== AIM OF THE TASK ==
Your task is to retype all of the records below with complete accuracy.
(DATA SUPPLIED begins)
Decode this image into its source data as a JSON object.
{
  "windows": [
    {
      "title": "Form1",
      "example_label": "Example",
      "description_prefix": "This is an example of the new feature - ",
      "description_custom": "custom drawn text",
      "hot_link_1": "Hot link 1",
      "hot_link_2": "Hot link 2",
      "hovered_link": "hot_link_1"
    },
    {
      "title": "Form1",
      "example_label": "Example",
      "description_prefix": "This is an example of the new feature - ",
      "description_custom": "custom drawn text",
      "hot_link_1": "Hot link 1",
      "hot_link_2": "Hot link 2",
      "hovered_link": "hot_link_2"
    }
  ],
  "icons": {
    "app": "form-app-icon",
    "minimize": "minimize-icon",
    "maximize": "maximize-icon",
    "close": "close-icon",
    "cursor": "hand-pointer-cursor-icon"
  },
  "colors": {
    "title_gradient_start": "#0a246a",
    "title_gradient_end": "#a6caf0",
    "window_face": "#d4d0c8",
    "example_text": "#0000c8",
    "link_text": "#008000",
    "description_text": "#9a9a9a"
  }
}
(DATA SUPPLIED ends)
== EXERCISE OUTPUT ==
Decode this image into its source data as a JSON object.
{
  "windows": [
    {
      "title": "Form1",
      "example_label": "Example",
      "description_prefix": "This is an example of the new feature - ",
      "description_custom": "custom drawn text",
      "hot_link_1": "Hot link 1",
      "hot_link_2": "Hot link 2",
      "hovered_link": "hot_link_1"
    },
    {
      "title": "Form1",
      "example_label": "Example",
      "description_prefix": "This is an example of the new feature - ",
      "description_custom": "custom drawn text",
      "hot_link_1": "Hot link 1",
      "hot_link_2": "Hot link 2",
      "hovered_link": "hot_link_2"
    }
  ],
  "icons": {
    "app": "form-app-icon",
    "minimize": "minimize-icon",
    "maximize": "maximize-icon",
    "close": "close-icon",
    "cursor": "hand-pointer-cursor-icon"
  },
  "colors": {
    "title_gradient_start": "#0a246a",
    "title_gradient_end": "#a6caf0",
    "window_face": "#d4d0c8",
    "example_text": "#0000c8",
    "link_text": "#008000",
    "description_text": "#9a9a9a"
  }
}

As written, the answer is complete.